Why is your home growing stale on the market while others in your subdivision are receiving multiple offers? Here are a few of the most common reasons potential buyers aren't writing offers:
Pet presence. Keeping your pooch crated or the litter box clean may seem like you've prepared your home for buyers. But in reality, it's best if you can remove your pets entirely when you have a showing or open house scheduled.
If that's simply not possible, be sure your dog is washed, as well as its bedding. You may not notice doggy or litter box odor, but buyers will. Ask a trusted friend to give your home an honest sniff test and address any issues identified. Avoid covering up odors with heavy sprays. Buyers will only wonder what you are trying to hide. Be sure there is no trace of pet hair on furniture or carpet.

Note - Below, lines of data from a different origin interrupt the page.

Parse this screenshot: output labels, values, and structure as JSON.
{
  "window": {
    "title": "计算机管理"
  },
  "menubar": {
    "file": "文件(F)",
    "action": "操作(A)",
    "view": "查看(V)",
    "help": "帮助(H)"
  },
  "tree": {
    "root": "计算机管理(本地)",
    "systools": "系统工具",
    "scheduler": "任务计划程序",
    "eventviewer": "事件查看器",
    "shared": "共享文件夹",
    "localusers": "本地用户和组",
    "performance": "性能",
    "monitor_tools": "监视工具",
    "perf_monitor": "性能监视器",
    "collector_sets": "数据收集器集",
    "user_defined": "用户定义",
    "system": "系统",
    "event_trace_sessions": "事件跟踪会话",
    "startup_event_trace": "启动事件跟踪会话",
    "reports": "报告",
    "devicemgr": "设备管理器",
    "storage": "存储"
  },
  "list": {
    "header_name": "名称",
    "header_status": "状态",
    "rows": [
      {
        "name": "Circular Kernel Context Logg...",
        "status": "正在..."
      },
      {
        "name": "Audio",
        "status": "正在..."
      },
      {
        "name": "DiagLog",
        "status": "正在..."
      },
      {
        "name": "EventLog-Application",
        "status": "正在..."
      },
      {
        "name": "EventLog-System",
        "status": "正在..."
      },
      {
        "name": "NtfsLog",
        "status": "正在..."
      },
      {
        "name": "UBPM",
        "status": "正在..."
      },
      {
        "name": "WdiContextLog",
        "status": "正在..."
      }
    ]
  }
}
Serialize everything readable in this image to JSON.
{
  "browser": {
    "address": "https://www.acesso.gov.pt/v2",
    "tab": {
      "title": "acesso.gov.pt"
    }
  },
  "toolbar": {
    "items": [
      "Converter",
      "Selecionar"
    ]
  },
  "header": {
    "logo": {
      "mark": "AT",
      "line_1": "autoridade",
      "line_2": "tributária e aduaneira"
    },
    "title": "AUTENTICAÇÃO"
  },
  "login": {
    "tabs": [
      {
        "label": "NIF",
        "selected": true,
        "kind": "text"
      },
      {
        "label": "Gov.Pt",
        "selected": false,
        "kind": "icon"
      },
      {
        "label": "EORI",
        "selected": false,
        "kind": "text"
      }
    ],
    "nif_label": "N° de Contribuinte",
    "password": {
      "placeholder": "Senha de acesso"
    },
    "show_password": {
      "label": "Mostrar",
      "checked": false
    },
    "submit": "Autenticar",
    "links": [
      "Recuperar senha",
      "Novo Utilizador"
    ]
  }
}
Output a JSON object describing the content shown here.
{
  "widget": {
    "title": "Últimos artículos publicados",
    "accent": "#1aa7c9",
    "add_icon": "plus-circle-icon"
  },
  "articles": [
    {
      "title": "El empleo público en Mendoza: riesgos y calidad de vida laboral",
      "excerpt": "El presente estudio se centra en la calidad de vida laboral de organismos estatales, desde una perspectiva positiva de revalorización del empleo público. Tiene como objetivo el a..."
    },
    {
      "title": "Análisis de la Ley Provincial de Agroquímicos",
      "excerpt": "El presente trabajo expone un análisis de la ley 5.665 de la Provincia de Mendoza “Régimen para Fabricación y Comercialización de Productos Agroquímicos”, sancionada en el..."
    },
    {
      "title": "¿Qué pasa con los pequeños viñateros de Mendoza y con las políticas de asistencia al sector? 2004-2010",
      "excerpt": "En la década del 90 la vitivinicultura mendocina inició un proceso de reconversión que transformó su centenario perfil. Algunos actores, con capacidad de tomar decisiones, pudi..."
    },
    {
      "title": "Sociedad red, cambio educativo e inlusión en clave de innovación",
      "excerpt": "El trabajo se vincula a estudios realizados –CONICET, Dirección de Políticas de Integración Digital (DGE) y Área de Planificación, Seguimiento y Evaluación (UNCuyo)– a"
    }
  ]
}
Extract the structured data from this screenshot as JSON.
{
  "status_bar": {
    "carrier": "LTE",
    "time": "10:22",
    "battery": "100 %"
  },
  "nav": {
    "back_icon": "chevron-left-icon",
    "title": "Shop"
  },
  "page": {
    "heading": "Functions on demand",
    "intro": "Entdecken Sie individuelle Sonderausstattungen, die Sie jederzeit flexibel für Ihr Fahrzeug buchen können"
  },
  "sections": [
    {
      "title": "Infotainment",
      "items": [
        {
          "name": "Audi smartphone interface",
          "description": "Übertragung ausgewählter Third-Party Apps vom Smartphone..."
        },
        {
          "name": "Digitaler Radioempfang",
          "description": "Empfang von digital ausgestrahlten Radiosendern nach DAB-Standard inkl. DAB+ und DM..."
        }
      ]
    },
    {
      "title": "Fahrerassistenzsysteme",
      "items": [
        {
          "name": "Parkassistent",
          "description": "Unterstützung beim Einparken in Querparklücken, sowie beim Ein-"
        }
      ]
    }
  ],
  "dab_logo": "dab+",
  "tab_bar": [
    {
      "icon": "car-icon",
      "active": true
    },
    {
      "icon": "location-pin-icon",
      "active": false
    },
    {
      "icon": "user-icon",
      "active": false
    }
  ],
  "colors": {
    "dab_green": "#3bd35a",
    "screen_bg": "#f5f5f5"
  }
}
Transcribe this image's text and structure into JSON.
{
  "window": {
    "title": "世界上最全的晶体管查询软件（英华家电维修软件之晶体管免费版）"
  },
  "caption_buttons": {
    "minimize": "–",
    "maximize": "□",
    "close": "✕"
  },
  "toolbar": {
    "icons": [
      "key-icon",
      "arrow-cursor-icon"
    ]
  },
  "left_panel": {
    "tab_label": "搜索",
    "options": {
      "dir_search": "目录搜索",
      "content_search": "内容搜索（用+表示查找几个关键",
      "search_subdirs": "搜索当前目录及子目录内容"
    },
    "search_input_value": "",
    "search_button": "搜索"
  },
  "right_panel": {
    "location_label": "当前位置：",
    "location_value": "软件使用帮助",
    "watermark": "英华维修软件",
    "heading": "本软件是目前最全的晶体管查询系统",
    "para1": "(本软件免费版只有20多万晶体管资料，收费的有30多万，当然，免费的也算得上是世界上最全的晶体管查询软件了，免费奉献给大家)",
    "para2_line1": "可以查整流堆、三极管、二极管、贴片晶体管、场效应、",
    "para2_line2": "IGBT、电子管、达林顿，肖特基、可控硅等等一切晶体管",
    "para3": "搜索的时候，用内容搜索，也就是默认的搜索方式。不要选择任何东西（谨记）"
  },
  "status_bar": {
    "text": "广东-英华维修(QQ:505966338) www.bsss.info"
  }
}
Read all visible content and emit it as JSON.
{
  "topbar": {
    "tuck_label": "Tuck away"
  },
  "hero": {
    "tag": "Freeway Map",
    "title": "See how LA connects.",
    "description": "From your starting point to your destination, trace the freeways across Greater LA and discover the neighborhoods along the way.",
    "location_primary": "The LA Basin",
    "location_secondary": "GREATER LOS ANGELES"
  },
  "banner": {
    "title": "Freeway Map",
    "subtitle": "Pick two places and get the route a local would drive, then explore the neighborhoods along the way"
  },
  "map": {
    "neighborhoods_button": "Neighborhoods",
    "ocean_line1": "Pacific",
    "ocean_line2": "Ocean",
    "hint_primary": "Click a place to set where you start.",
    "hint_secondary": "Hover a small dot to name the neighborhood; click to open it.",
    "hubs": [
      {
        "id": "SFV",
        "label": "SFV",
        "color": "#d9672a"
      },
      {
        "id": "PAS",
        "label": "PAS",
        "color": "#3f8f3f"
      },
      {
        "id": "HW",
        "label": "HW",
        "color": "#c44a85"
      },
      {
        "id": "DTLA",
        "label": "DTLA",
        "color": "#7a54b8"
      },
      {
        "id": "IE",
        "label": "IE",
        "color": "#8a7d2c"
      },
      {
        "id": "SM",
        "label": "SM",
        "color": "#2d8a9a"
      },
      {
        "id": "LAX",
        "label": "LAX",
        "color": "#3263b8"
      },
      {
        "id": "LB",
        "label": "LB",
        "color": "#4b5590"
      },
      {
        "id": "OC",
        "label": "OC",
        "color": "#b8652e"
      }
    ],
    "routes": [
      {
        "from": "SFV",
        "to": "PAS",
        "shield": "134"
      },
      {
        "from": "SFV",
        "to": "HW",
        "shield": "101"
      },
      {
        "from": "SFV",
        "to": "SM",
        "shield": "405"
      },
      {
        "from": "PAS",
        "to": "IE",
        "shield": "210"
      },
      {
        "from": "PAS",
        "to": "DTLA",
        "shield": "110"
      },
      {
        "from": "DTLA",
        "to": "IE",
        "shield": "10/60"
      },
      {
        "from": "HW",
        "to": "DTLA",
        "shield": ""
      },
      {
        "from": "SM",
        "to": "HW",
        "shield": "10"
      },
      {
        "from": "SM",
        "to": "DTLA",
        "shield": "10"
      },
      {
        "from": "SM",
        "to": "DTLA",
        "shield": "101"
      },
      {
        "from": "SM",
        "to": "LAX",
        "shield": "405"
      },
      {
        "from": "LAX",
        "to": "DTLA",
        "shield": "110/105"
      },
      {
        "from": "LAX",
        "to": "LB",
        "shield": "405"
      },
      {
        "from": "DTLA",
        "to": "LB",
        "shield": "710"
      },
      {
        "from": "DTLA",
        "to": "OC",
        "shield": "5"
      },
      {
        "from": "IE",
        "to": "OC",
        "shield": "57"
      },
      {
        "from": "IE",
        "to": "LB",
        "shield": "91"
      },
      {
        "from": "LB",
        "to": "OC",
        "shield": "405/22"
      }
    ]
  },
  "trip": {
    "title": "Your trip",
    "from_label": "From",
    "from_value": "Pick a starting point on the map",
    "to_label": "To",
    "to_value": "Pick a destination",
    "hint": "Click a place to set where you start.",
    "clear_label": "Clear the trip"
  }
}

Keep your yard clean of dog waste as well and fill in any holes your pet has dug. Nothing puts a negative impression in a buyer's mind like stepping into a stinky mess or twisting an ankle while doing a simple property walk.
Bold carpet. Decades past gave us an array of bold colors, from hunter green to vibrant red. Unfortunately, many of these hues are still alive and well, living in today's listings.
If only one room is affected, it is tempting to believe a buyer will think changing one room of carpet isn't a big deal. But that's not how prospective buyers are likely to think. Instead, in their mind, your home is simply, "the one with the ugly carpet." All other things equal, they are going to choose the home without the 90s carpet. Updating the room with fresh, neutral carpet or flooring is a smart investment.
Clutter and cleanliness. Surprising as it may seem, it could be that your standards of cleanliness are not as high as buyers viewing your home. Take out the guesswork and hire a professional to give your home a deep clean from top to bottom.
The same goes for clutter. What you may see as decor or a delightful collection can be seen by prospective buyers as nothing but clutter. If you have too much clutter in your home or garage, buyers will begin to wonder how much work they will need to put into cleaning your home before they move in. Second, too much clutter around your house will have buyers concerned you won't take it all with you when you move and they will be left to deal with a mess.
Offensive neighbors. While difficult to fix, problems associated with your neighbors could be scaring buyers away. A dog barking constantly or overgrown yard, may have buyers scratching your home from their list. If you are on good terms with your neighbors, ask for their help. If they are having trouble keeping up their yard, offer to cut the grass. If the problem is severe enough, you may need to get the HOA or city government involved. You may want to consider installing a tall fence or other barrier between the properties.